Essex Field Club on Facebook

Video about the Club

Nemophora degeerella
find out more... Nemophora degeerella. Copyright: Stephen Rolls

Essex Field Club
Essex Field Club
registered charity
no 1113963
HLF Logo A-Z Page Index

We are normally open to the public at our centre at Wat Tyler Country Park every Saturday, Sunday and bank holiday between 11am and 4pm. We are also usually open on Wednesdays between 10am and 4pm.

Spring recording Record your Robin Record Common Frog Rana temporaria
Record Alexanders Smyrnium olusatrum Record Tawny Mining Bee Andrena fulva
Record Dark-edged Bee Fly Bombylius major
Record Spring Flower Bee Anthophora plumipes
Record cuckoo bee Melecta albifrons

False widow spider Steatoda nobilis

Save your records

Species account

Steatoda nobilis Copyright: Peter Harvey
© Peter Harvey
The 'noble false widow' spider Steatoda nobilis has received a lot of unjustified and inaccurate statements about its danger to humans and its spread in Britain.

It was first recorded in Britain near Torquay in 1879! However it was not described from Britain until 1993, when it was known to have occurred since at least 1986 and 1989 as flourishing populations in Portsmouth (Hampshire) and Swanage (Dorset), with a population in Essex at Westcliff-on-Sea recorded in 1990, and other records from Littlehampton in West Sussex.and Worthing, where a young woman was recorded as being bitten by a female (Snazell & Jones, 1993 - Bulletin of the the British Arachnological Society Vol. 9 (5): 164-167).There is now evidence of its distribution spreading more widely as far north as Norfolk.

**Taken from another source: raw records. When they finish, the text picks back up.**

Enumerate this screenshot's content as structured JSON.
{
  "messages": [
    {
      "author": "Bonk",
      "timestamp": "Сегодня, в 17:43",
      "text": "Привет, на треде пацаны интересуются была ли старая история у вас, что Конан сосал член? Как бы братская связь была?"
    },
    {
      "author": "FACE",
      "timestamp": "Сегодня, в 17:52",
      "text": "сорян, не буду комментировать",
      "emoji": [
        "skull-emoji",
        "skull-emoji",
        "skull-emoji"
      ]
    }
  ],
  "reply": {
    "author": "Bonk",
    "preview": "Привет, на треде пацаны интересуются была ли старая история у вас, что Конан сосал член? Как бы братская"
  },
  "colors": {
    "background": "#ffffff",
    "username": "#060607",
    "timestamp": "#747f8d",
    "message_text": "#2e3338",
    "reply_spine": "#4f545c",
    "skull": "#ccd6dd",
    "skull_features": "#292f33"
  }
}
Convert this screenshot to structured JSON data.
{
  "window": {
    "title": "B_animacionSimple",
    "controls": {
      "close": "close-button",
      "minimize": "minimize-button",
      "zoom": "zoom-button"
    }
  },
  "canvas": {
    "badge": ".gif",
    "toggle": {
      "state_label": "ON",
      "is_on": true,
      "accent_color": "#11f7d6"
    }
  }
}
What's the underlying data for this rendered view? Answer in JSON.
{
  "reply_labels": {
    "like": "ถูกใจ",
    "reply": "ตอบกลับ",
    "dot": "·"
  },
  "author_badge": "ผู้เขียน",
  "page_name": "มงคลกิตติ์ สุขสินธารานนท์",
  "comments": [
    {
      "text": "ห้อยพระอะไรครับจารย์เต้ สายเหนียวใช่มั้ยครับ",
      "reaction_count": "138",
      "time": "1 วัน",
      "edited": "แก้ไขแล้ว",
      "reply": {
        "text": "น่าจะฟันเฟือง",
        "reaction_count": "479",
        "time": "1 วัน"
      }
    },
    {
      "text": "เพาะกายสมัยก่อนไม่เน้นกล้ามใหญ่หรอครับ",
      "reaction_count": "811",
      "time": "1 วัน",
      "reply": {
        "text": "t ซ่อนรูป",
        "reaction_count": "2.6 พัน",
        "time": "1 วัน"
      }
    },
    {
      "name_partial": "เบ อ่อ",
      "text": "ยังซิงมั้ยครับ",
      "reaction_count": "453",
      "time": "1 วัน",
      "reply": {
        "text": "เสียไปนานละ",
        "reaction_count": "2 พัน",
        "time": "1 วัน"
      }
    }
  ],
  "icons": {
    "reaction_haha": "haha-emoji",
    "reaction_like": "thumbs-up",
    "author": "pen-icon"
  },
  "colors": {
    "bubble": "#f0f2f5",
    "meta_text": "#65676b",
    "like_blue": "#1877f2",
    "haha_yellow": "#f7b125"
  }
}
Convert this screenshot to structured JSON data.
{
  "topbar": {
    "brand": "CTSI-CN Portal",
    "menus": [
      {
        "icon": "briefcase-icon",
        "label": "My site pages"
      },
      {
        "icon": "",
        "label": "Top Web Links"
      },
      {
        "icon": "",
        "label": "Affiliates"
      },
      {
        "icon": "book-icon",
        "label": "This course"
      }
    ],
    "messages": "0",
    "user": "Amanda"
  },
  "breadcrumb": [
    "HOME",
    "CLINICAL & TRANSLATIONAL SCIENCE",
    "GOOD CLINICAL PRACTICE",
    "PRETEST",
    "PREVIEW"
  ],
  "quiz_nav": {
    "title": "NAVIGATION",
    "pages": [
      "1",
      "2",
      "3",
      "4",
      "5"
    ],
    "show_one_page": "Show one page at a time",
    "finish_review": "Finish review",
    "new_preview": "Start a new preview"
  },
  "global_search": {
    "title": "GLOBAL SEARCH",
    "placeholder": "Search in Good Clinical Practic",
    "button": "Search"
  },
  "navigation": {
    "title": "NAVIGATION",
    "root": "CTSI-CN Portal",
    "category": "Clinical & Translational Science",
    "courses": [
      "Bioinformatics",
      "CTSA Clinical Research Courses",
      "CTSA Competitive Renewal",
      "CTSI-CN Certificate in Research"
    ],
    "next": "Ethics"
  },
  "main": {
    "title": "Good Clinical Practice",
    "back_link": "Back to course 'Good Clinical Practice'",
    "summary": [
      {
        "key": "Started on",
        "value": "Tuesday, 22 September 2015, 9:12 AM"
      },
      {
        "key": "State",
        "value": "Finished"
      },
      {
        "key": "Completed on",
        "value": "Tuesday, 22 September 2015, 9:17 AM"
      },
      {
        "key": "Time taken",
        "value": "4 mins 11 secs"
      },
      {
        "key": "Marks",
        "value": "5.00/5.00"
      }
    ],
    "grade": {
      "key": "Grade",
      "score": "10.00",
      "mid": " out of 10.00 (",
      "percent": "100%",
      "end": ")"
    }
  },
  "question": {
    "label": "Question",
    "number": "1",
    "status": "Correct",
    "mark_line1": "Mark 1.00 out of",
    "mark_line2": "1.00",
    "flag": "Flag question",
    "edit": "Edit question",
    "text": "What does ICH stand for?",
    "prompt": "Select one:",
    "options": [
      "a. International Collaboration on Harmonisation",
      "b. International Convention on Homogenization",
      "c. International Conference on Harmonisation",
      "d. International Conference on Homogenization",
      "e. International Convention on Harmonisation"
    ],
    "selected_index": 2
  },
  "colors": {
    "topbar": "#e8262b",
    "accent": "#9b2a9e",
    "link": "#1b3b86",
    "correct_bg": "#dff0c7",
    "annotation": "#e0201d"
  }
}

Although Steatoda nobilis has been implicated in bites to humans, this is unlikely to happen in normal circumstances since the spiders are usually confined to their web, in cracks in walls or under window sills. Notwithstanding that the bite in most people would be little different to a bee sting, and there are currently few definite recorded occurrences in Britain since 1979, which is hardly cause for alarm.

Steatoda nobilis has a distinctive pattern on its abdomen. It is closely related to the widespread and common spider of houses and outhouses Steatoda bipunctata, but this species has little pattern, with a whitish line around the front of the abdomen and sometimes a line down the middle of the abdomen.

The picture shows an unusually well marked example of the spider. Although the abdomen pattern is fairly characteristic for a Steatoda species, it may be less pronounced and less bright. Several other kinds of spider have somewhat similar patterns, such as Amaurobius similis, a common species living on walls and fences. The commonest 'false widow' found in gardens, outhouses and houses is Steatoda bipunctata

If you believe you have found Steatoda nobilis, we need the usual facts (where, when, how many) but as much other detail as possible: which plants, what habitat, activity &c. If the record is to be accepted, it would also be important to include a photograph showing the abdominal pattern or preferably an actual specimen.